For two cerebral Oxford undergraduates the obscure writings of a German thinker become a matter of life and death.
Jennifer Nansubuga Makumbi’s ambitious new novel has notes of Christos Tsiolkas’s The Slap and Chinua Achebe’s Things Fall Apart.
Whitehead’s prize-winning novel of slavery in America is his finest work yet.
Wray's new novel explores our esoteric obsession with time.
Álvaro Enrigue’s intellectually formidable novel Sudden Death takes an unusual approach to an unusual subject matter – with startling results.
For all its terrifying, exciting moments, Slade House is at best a compulsively readable lark, too in thrall to its own eerie cosmology.
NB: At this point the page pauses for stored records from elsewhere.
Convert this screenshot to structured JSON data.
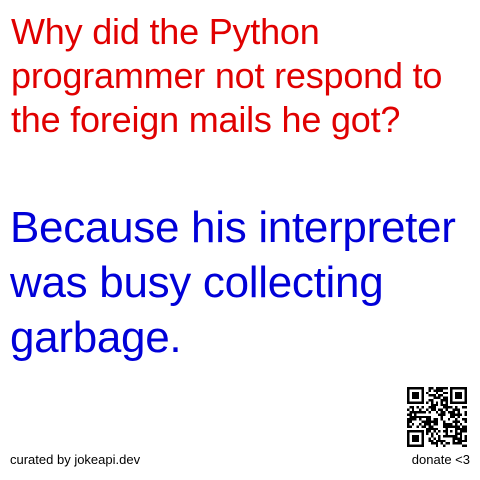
{
  "colors": {
    "setup": "#e00000",
    "delivery": "#0000d8",
    "footer": "#000000"
  },
  "joke": {
    "setup": "Why did the Python programmer not respond to the foreign mails he got?",
    "delivery": "Because his interpreter was busy collecting garbage."
  },
  "footer": {
    "credit": "curated by jokeapi.dev",
    "donate": "donate <3"
  },
  "qr_icon": "qr-code-icon"
}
While some of her other dystopian fiction becomes preachy, even hectoring, here a character hears about a sex robot that is “like a super-dildo, only with a body attached”.
Amitav Ghosh’s new novel, Flood of Fire, takes you to the end of its exploring, only to hint that the story is just beginning.
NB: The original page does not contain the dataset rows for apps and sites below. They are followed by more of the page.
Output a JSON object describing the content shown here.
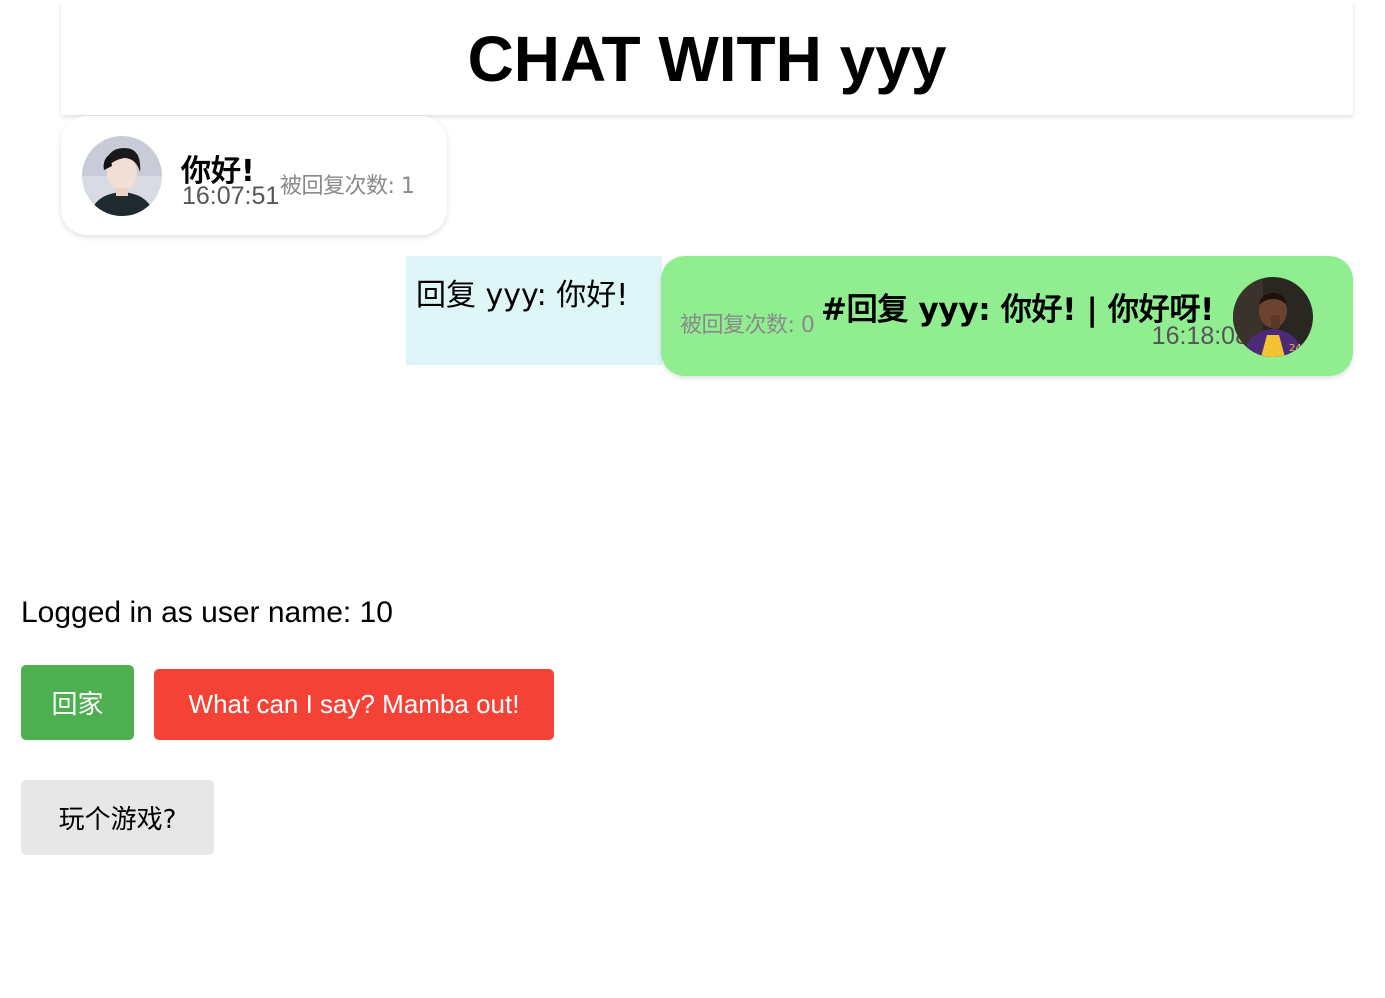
{
  "header": {
    "title": "CHAT WITH yyy"
  },
  "messages": [
    {
      "side": "left",
      "text": "你好!",
      "time": "16:07:51",
      "reply_count": "被回复次数: 1",
      "avatar": "user-avatar-photo"
    },
    {
      "side": "right",
      "quote": "回复 yyy: 你好!",
      "text": "#回复 yyy: 你好! | 你好呀!",
      "time": "16:18:08",
      "reply_count": "被回复次数: 0",
      "avatar": "user-avatar-photo"
    }
  ],
  "footer": {
    "logged_in": "Logged in as user name: 10",
    "home_button": "回家",
    "mamba_button": "What can I say? Mamba out!",
    "game_button": "玩个游戏?"
  },
  "colors": {
    "left_bubble": "#ffffff",
    "right_bubble": "#90ee90",
    "quote_bg": "#def6f8",
    "home_button": "#4caf50",
    "mamba_button": "#f44336",
    "game_button": "#e7e7e7"
  }
}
The Laughing Monsters has no tension - this is a sour, overwrought novel which fills a continent with cheap laughs and cardboard villians.
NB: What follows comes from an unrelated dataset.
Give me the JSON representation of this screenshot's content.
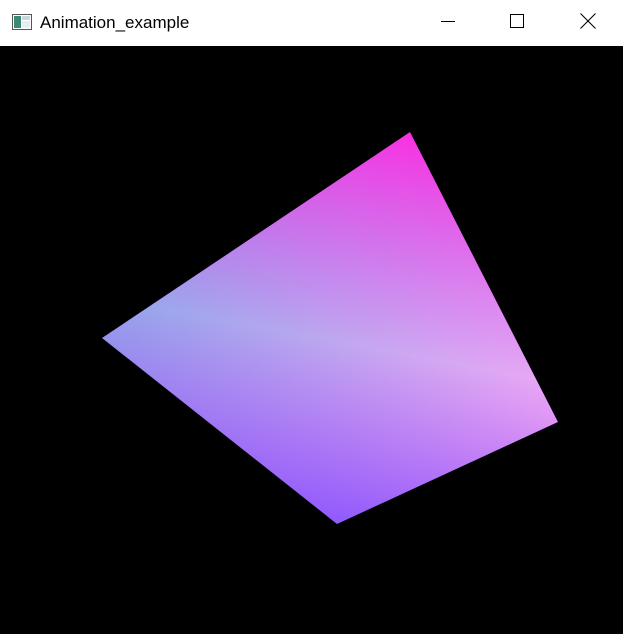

Marlon James’s novel about an assassination attempt on Bob Marley is more true for being fiction.